However, for children with absent or abusive parents, they don’t often get to experience that sense of normalcy again, or if they do, it’s extremely inconsistent and sporadic. They aren’t soothed or comforted when they ought to be. They are generally left in a prolonged state of fear, anxiety and helplessness.
Breaking the cycle by building healthy relationships
A key area in helping children in care grow, thrive and reach their full potential is relationship building. When a child comes into our care, relationships they’ve had with adults around them are likely to have been extremely poor and fractured. This can make them cautious about forming new attachments; perhaps out of fear it won’t last and they don’t want to experience loss again, or perhaps due to a lack of trust in authority figures. Every child is different and responds to trauma in their own way, but one thing remains the same – all young people need solid, secure relationships to help them heal.
That’s why at ISP we place every child at the centre of their own individual support system, made up of an integrated team of professionals who all work together to achieve the best outcome. From their foster parents and social workers to in-house therapists and educational advisors, we all work hard to ensure each child grows up with positive, trusting relationships with adults.

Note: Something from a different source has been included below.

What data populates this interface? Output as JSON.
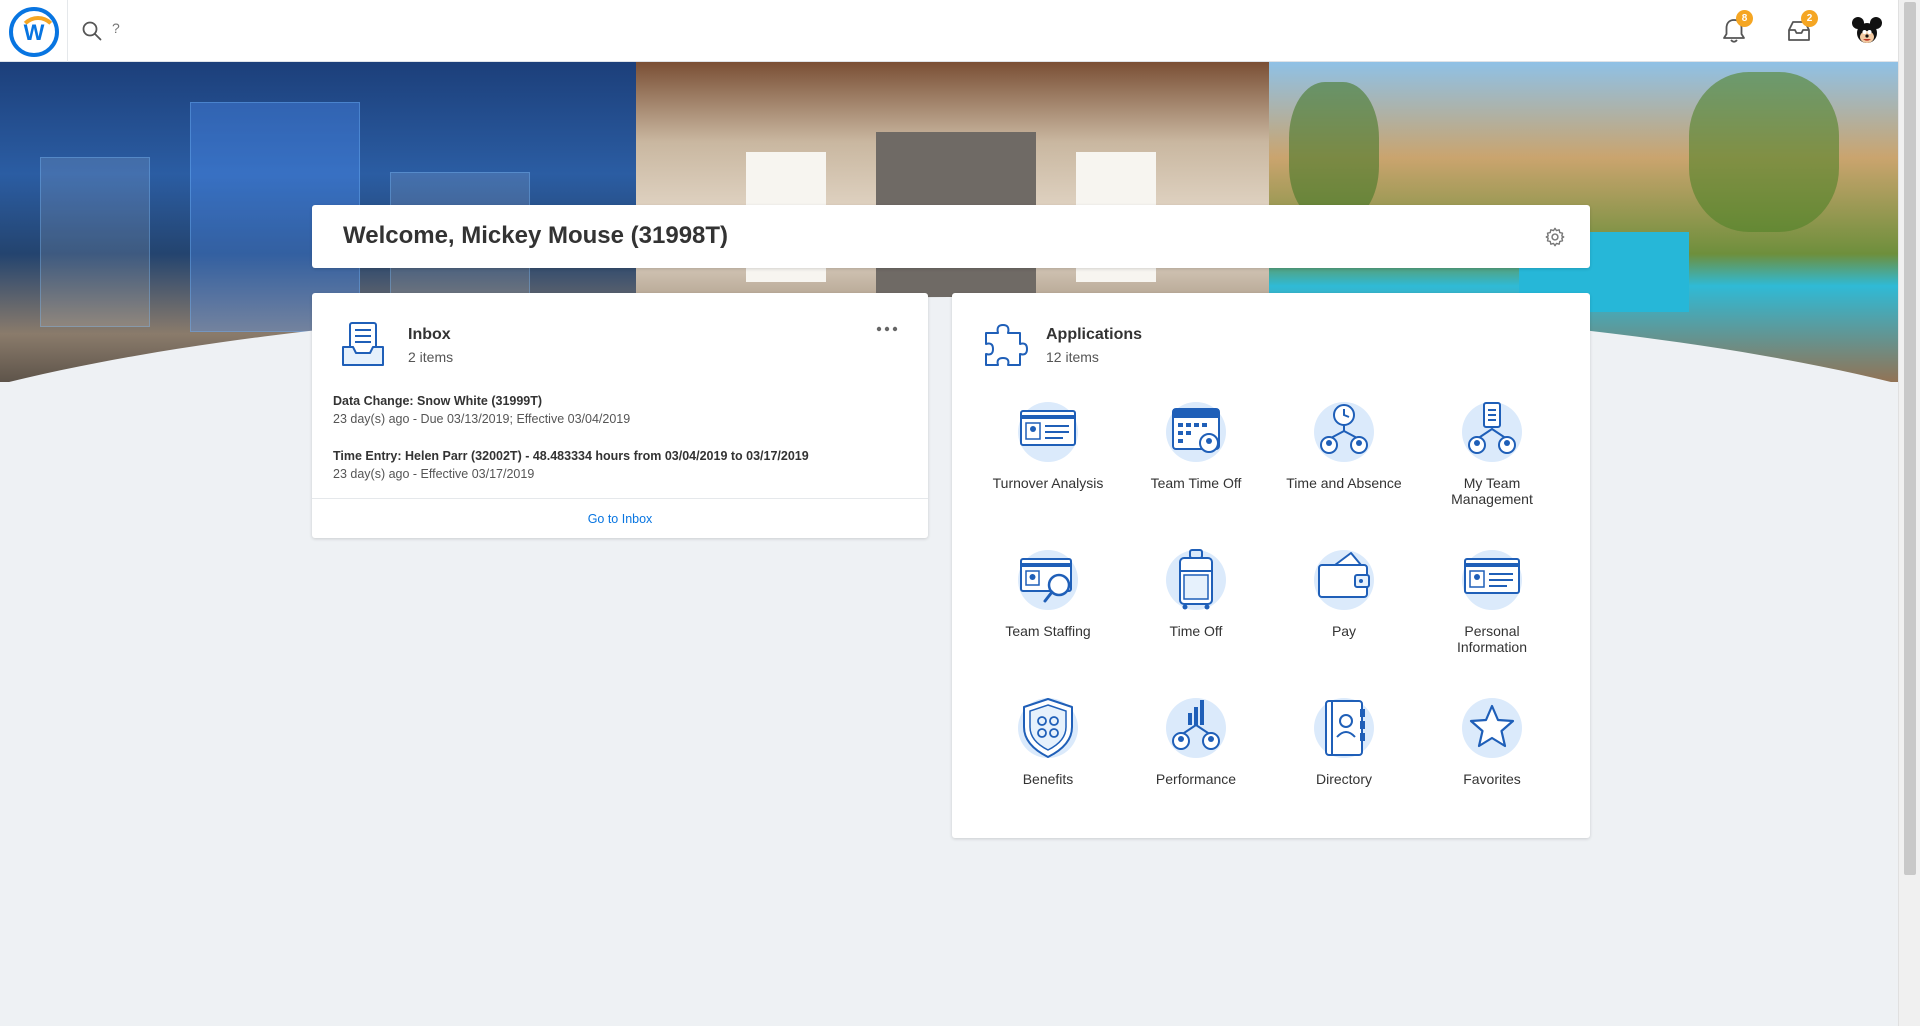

Light at the end of the tunnel
Despite having harrowing childhood experiences during their formative years, children are actually a lot more resilient than you think. They can overcome their pasts and lead happy, successful lives.
We help them achieve this with our pioneering approach to fostering; therapeutic fostering. It’s a specialist type of fostering designed to give an enhanced level of support to children with complex needs or a history of trauma. All of our foster parents receive extensive training in how to foster therapeutically, and our ethos is to look beyond behaviour and focus on the reasons behind it instead.
With the combined efforts of foster parents, our specialist fostering model and the amount of awareness the Shaping Us campaign will raise, we hope to see more young people getting back on track and reaching their full potential.
“My foster carers changed me - I don't know how they did it. I've lived with them for over seven years and I'm treated like family!” - Ben, Young Person with ISP foster parents
Want to help transform a child’s life?
Becoming a foster parent is an incredibly rewarding career where you can make an extraordinary difference in a child's life. If you're thinking about fostering and want to know more, please get in touch today. Our expert fostering advisers will get back to you as soon as possible and answer any questions you have.